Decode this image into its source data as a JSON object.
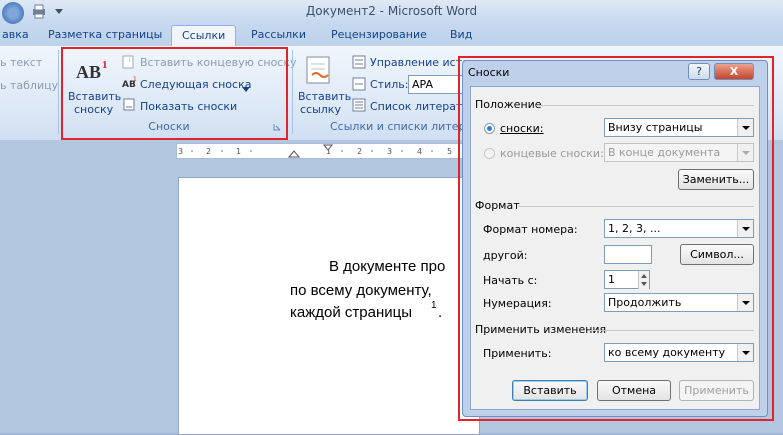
{
  "window": {
    "title": "Документ2 - Microsoft Word"
  },
  "tabs": [
    "авка",
    "Разметка страницы",
    "Ссылки",
    "Рассылки",
    "Рецензирование",
    "Вид"
  ],
  "ribbon": {
    "left_items": [
      "ь текст",
      "ь таблицу"
    ],
    "footnotes_group": {
      "insert_footnote": [
        "Вставить",
        "сноску"
      ],
      "insert_endnote": "Вставить концевую сноску",
      "next_footnote": "Следующая сноска",
      "show_notes": "Показать сноски",
      "label": "Сноски"
    },
    "citations_group": {
      "insert_citation": [
        "Вставить",
        "ссылку"
      ],
      "manage_sources": "Управление исто",
      "style_label": "Стиль:",
      "style_value": "APA",
      "bibliography": "Список литерат",
      "label": "Ссылки и списки литерат"
    }
  },
  "document": {
    "lines": [
      "В документе про",
      "по всему документу,",
      "каждой страницы"
    ],
    "footnote_mark": "1",
    "line_end_period": "."
  },
  "dialog": {
    "title": "Сноски",
    "help_btn": "?",
    "close_btn": "X",
    "position": {
      "section": "Положение",
      "footnotes_label": "сноски:",
      "footnotes_value": "Внизу страницы",
      "endnotes_label": "концевые сноски:",
      "endnotes_value": "В конце документа",
      "replace_btn": "Заменить..."
    },
    "format": {
      "section": "Формат",
      "number_format_label": "Формат номера:",
      "number_format_value": "1, 2, 3, ...",
      "custom_label": "другой:",
      "custom_value": "",
      "symbol_btn": "Символ...",
      "start_label": "Начать с:",
      "start_value": "1",
      "numbering_label": "Нумерация:",
      "numbering_value": "Продолжить"
    },
    "apply": {
      "section": "Применить изменения",
      "apply_label": "Применить:",
      "apply_value": "ко всему документу"
    },
    "buttons": {
      "insert": "Вставить",
      "cancel": "Отмена",
      "apply": "Применить"
    }
  },
  "colors": {
    "highlight": "#e0242b",
    "ribbon_text": "#15428b"
  }
}
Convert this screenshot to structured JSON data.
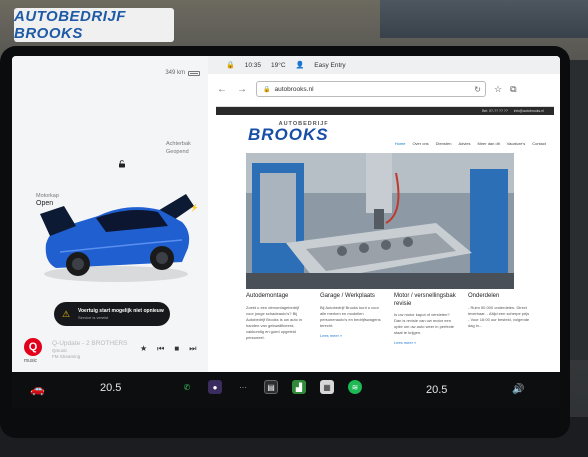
{
  "environment": {
    "sign_text": "AUTOBEDRIJF BROOKS"
  },
  "car_panel": {
    "range": "349 km",
    "trunk_label": "Achterbak",
    "trunk_state": "Geopend",
    "frunk_label": "Motorkap",
    "frunk_state": "Open",
    "alert_title": "Voertuig start mogelijk niet opnieuw",
    "alert_subtitle": "Service is vereist",
    "media": {
      "logo": "Q",
      "logo_label": "music",
      "title": "Q-Update - 2 BROTHERS",
      "subtitle": "Qmusic",
      "source": "FM Streaming"
    }
  },
  "status_bar": {
    "time": "10:35",
    "temperature": "19°C",
    "profile": "Easy Entry"
  },
  "browser": {
    "url": "autobrooks.nl",
    "site": {
      "topbar_phone": "Bel: 0?-?? ?? ??",
      "topbar_email": "info@autobrooks.nl",
      "brand_top": "AUTOBEDRIJF",
      "brand_main": "BROOKS",
      "nav": [
        "Home",
        "Over ons",
        "Diensten",
        "Advies",
        "Meer dan dit",
        "Vacature's",
        "Contact"
      ],
      "columns": [
        {
          "title": "Autodemontage",
          "text": "Zoekt u een demontagebedrijf voor jonge schadeauto's? Bij Autobedrijf Brooks is uw auto in handen van gekwalificeerd, vakkundig en goed opgeleid personeel.",
          "more": ""
        },
        {
          "title": "Garage / Werkplaats",
          "text": "Bij Autobedrijf Brooks kunt u voor alle merken en modellen personenauto's en bedrijfswagens terecht.",
          "more": "Lees meer »"
        },
        {
          "title": "Motor / versnellingsbak revisie",
          "text": "Is uw motor kapot of versleten? Dan is revisie van uw motor een optie om uw auto weer in perfecte staat te krijgen.",
          "more": "Lees meer »"
        },
        {
          "title": "Onderdelen",
          "text": "- Ruim 50.000 onderdelen. Direct leverbaar. - Altijd een scherpe prijs - Voor 16:00 uur besteld, volgende dag in...",
          "more": ""
        }
      ]
    }
  },
  "dock": {
    "temp_left": "20.5",
    "temp_right": "20.5"
  },
  "icons": {
    "car": "car-icon",
    "lock": "unlock-icon",
    "alert": "warning-icon",
    "phone": "phone-icon",
    "camera": "camera-icon",
    "volume": "volume-icon"
  },
  "colors": {
    "brand_blue": "#174ea6",
    "car_blue": "#1f5fd0",
    "alert_yellow": "#f1c40f",
    "nav_active": "#0a7cc4"
  }
}
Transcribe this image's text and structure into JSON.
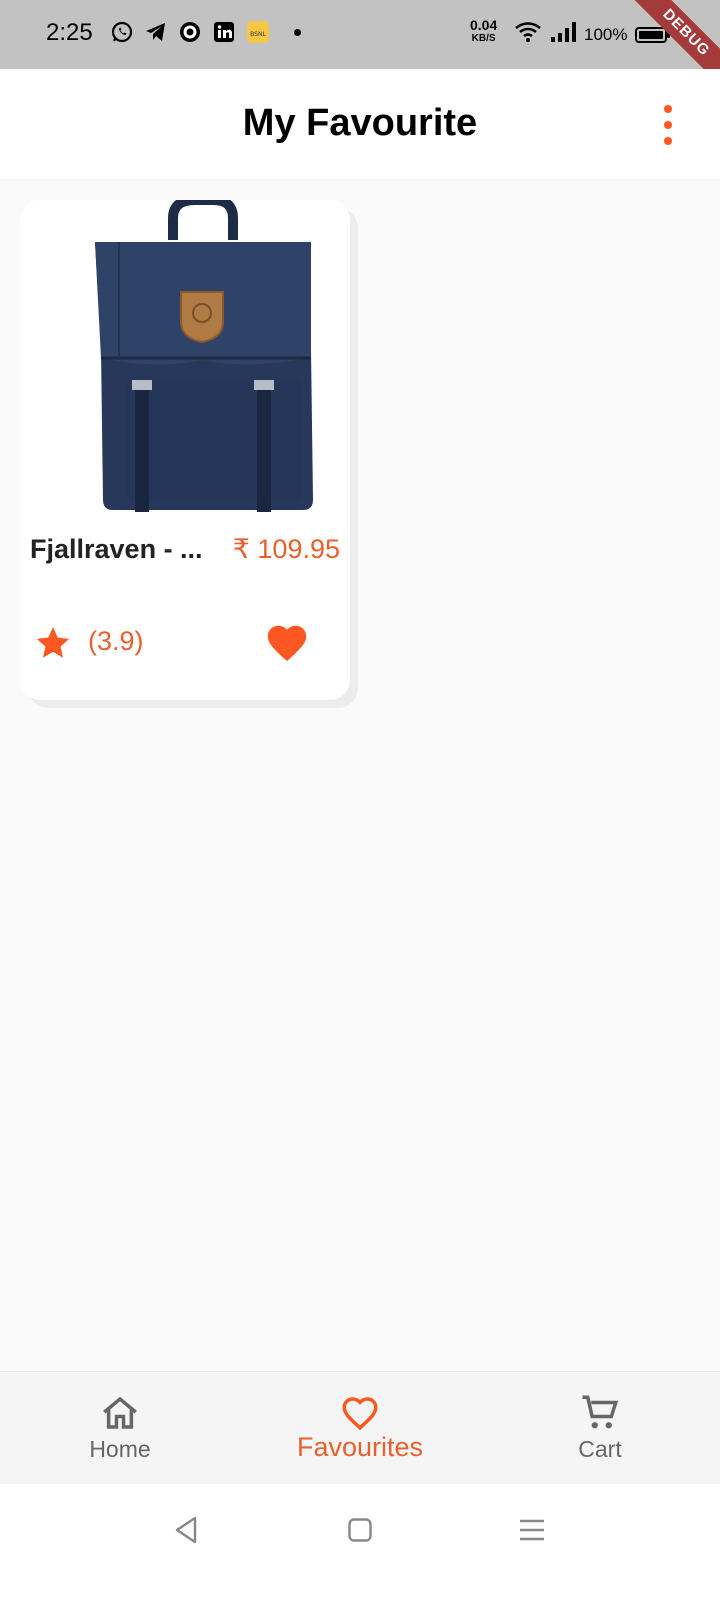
{
  "status_bar": {
    "time": "2:25",
    "net_speed_value": "0.04",
    "net_speed_unit": "KB/S",
    "battery": "100%",
    "debug_label": "DEBUG",
    "icons": [
      "whatsapp-icon",
      "telegram-icon",
      "circle-app-icon",
      "linkedin-icon",
      "bsnl-icon",
      "notification-dot-icon",
      "wifi-icon",
      "signal-icon",
      "battery-icon"
    ]
  },
  "app_bar": {
    "title": "My Favourite",
    "menu_icon": "more-vert-icon"
  },
  "favourites": [
    {
      "title": "Fjallraven - ...",
      "price": "₹ 109.95",
      "rating": "(3.9)",
      "image_icon": "backpack-image",
      "favourited": true
    }
  ],
  "bottom_nav": {
    "items": [
      {
        "label": "Home",
        "icon": "home-icon",
        "active": false
      },
      {
        "label": "Favourites",
        "icon": "heart-icon",
        "active": true
      },
      {
        "label": "Cart",
        "icon": "cart-icon",
        "active": false
      }
    ]
  },
  "colors": {
    "accent": "#ff5722",
    "accent_text": "#e8602c",
    "status_bar": "#c2c2c2",
    "background": "#fafafa"
  }
}
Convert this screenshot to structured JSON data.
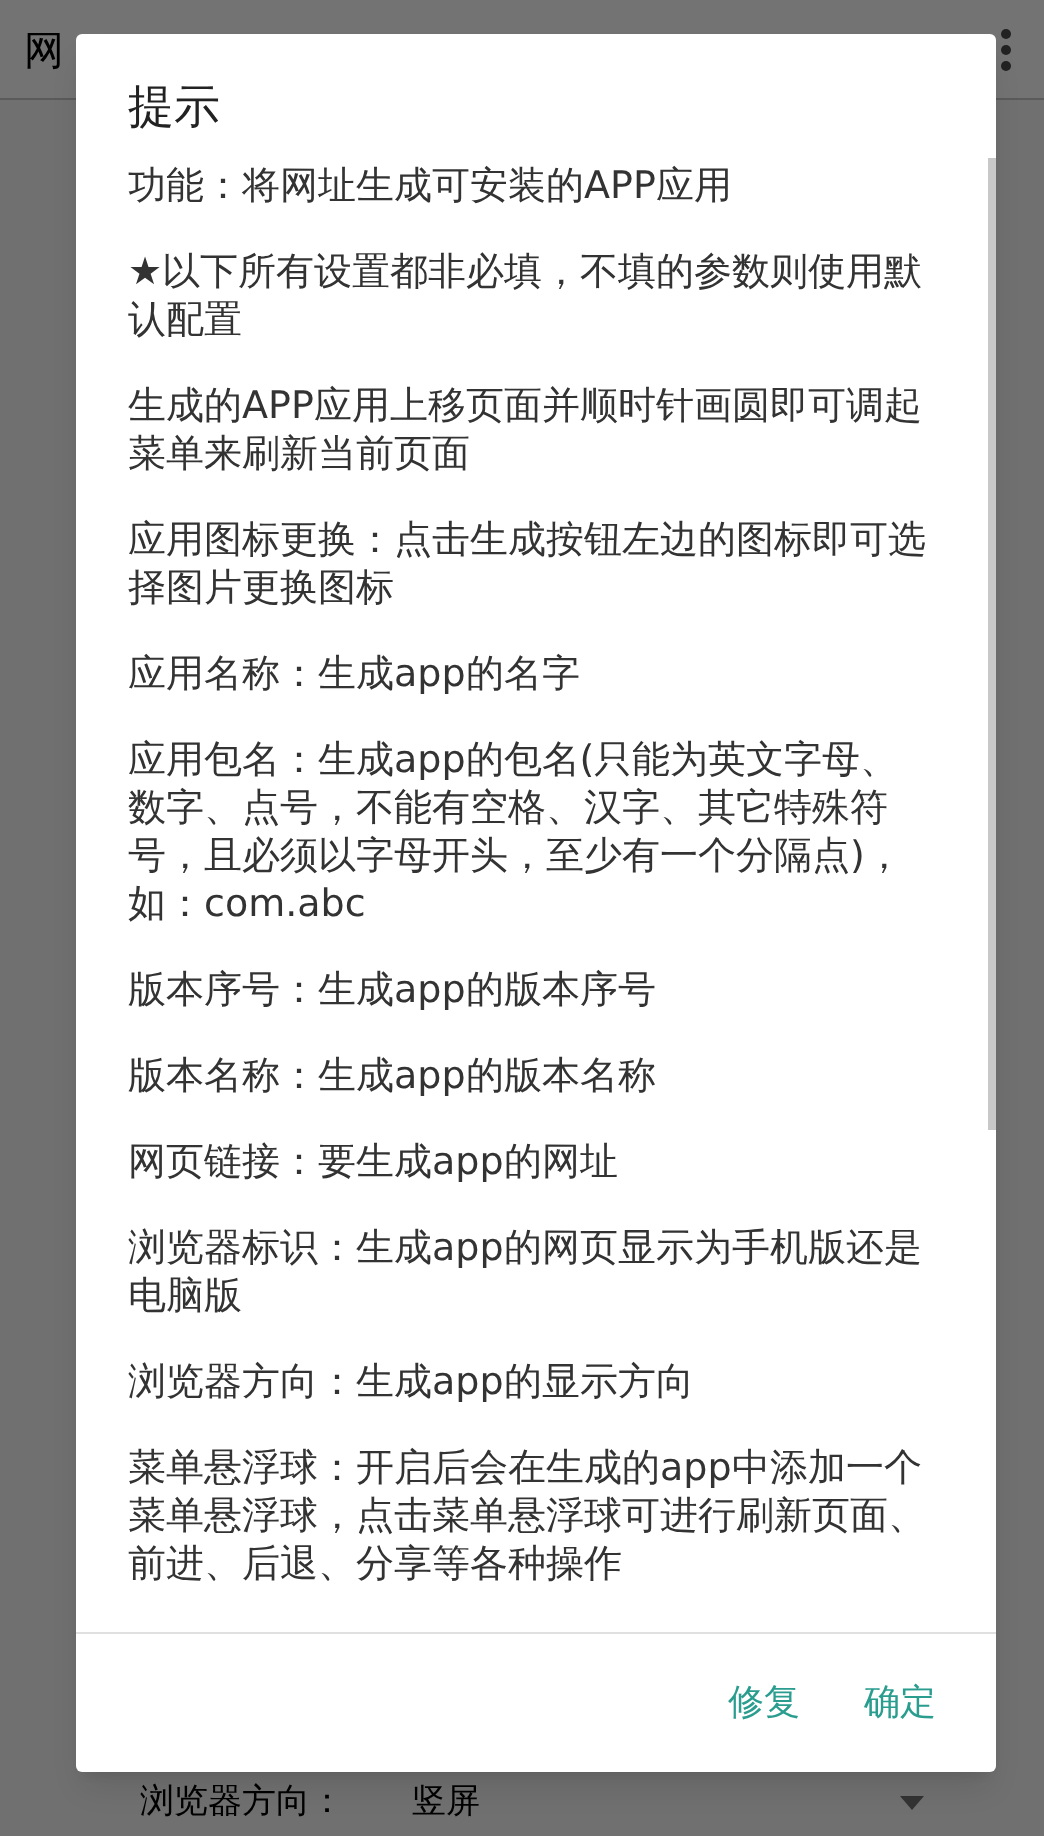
{
  "app_bar": {
    "title": "网"
  },
  "dialog": {
    "title": "提示",
    "paragraphs": [
      "功能：将网址生成可安装的APP应用",
      "★以下所有设置都非必填，不填的参数则使用默认配置",
      "生成的APP应用上移页面并顺时针画圆即可调起菜单来刷新当前页面",
      "应用图标更换：点击生成按钮左边的图标即可选择图片更换图标",
      "应用名称：生成app的名字",
      "应用包名：生成app的包名(只能为英文字母、数字、点号，不能有空格、汉字、其它特殊符号，且必须以字母开头，至少有一个分隔点)，如：com.abc",
      "版本序号：生成app的版本序号",
      "版本名称：生成app的版本名称",
      "网页链接：要生成app的网址",
      "浏览器标识：生成app的网页显示为手机版还是电脑版",
      "浏览器方向：生成app的显示方向",
      "菜单悬浮球：开启后会在生成的app中添加一个菜单悬浮球，点击菜单悬浮球可进行刷新页面、前进、后退、分享等各种操作"
    ],
    "buttons": [
      "修复",
      "确定"
    ]
  },
  "background_form": {
    "label": "浏览器方向：",
    "value": "竖屏"
  }
}
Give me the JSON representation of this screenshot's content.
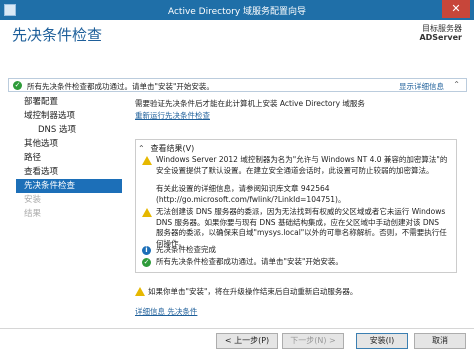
{
  "window": {
    "title": "Active Directory 域服务配置向导",
    "close_glyph": "✕"
  },
  "header": {
    "page_title": "先决条件检查",
    "target_label": "目标服务器",
    "target_server": "ADServer"
  },
  "banner": {
    "text": "所有先决条件检查都成功通过。请单击\"安装\"开始安装。",
    "link": "显示详细信息",
    "chevron": "⌃"
  },
  "nav": {
    "items": [
      {
        "label": "部署配置"
      },
      {
        "label": "域控制器选项"
      },
      {
        "label": "DNS 选项"
      },
      {
        "label": "其他选项"
      },
      {
        "label": "路径"
      },
      {
        "label": "查看选项"
      },
      {
        "label": "先决条件检查"
      },
      {
        "label": "安装"
      },
      {
        "label": "结果"
      }
    ]
  },
  "content": {
    "intro": "需要验证先决条件后才能在此计算机上安装 Active Directory 域服务",
    "rerun_link": "重新运行先决条件检查"
  },
  "results": {
    "header": "查看结果(V)",
    "caret": "⌃",
    "messages": [
      {
        "type": "warning",
        "text": "Windows Server 2012 域控制器为名为\"允许与 Windows NT 4.0 兼容的加密算法\"的安全设置提供了默认设置。在建立安全通道会话时，此设置可防止较弱的加密算法。"
      },
      {
        "type": "none",
        "text": "有关此设置的详细信息，请参阅知识库文章 942564 (http://go.microsoft.com/fwlink/?LinkId=104751)。"
      },
      {
        "type": "warning",
        "text": "无法创建该 DNS 服务器的委派，因为无法找到有权威的父区域或者它未运行 Windows DNS 服务器。如果你要与现有 DNS 基础结构集成，应在父区域中手动创建对该 DNS 服务器的委派，以确保来自域\"mysys.local\"以外的可靠名称解析。否则，不需要执行任何操作。"
      },
      {
        "type": "info",
        "text": "先决条件检查完成"
      },
      {
        "type": "ok",
        "text": "所有先决条件检查都成功通过。请单击\"安装\"开始安装。"
      }
    ]
  },
  "footer": {
    "warning": "如果你单击\"安装\"，将在升级操作结束后自动重新启动服务器。",
    "more_link": "详细信息 先决条件"
  },
  "buttons": {
    "prev": "< 上一步(P)",
    "next": "下一步(N) >",
    "install": "安装(I)",
    "cancel": "取消"
  },
  "colors": {
    "accent": "#1c6fb8",
    "titlebar": "#1f6fa8",
    "ok": "#2e9b3a",
    "warning": "#e6b800"
  }
}
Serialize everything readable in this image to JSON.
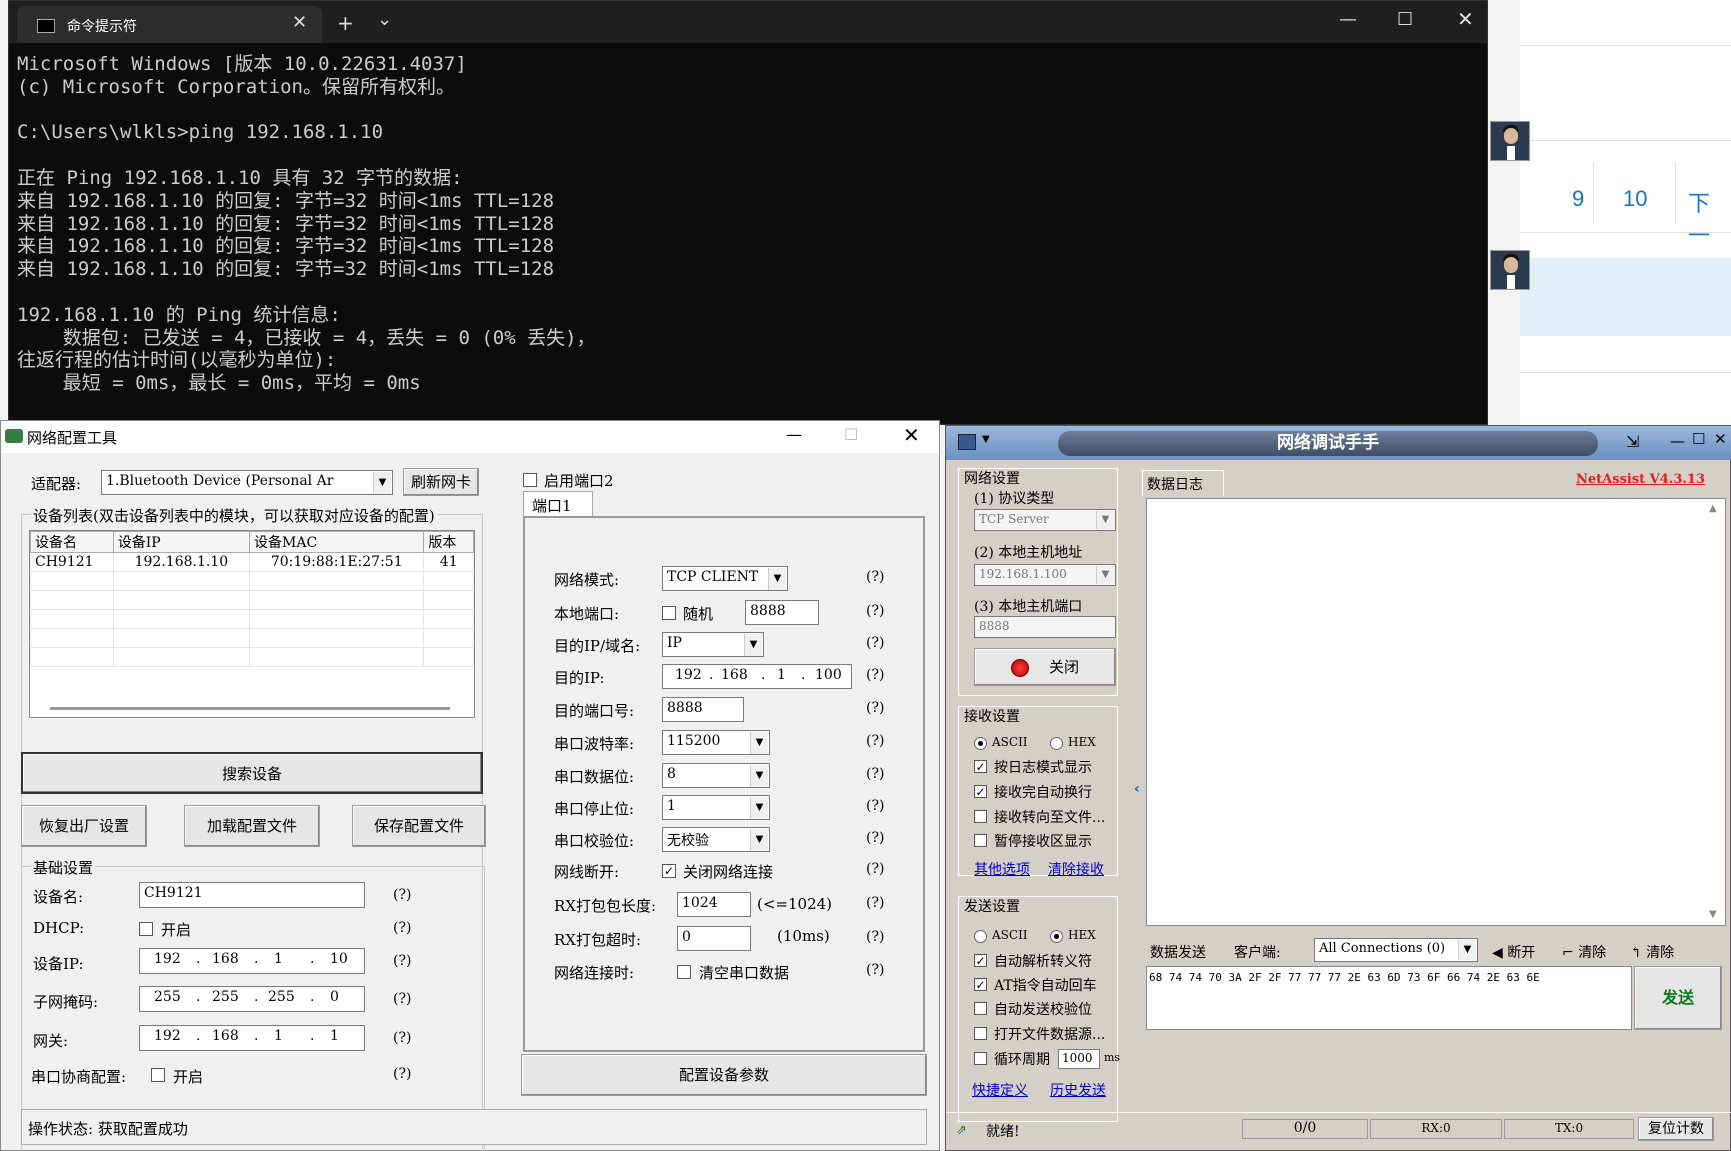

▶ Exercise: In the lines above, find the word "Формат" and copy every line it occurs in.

▶ Reply to the exercise:
      "section": "Формат",
      "number_format_label": "Формат номера:",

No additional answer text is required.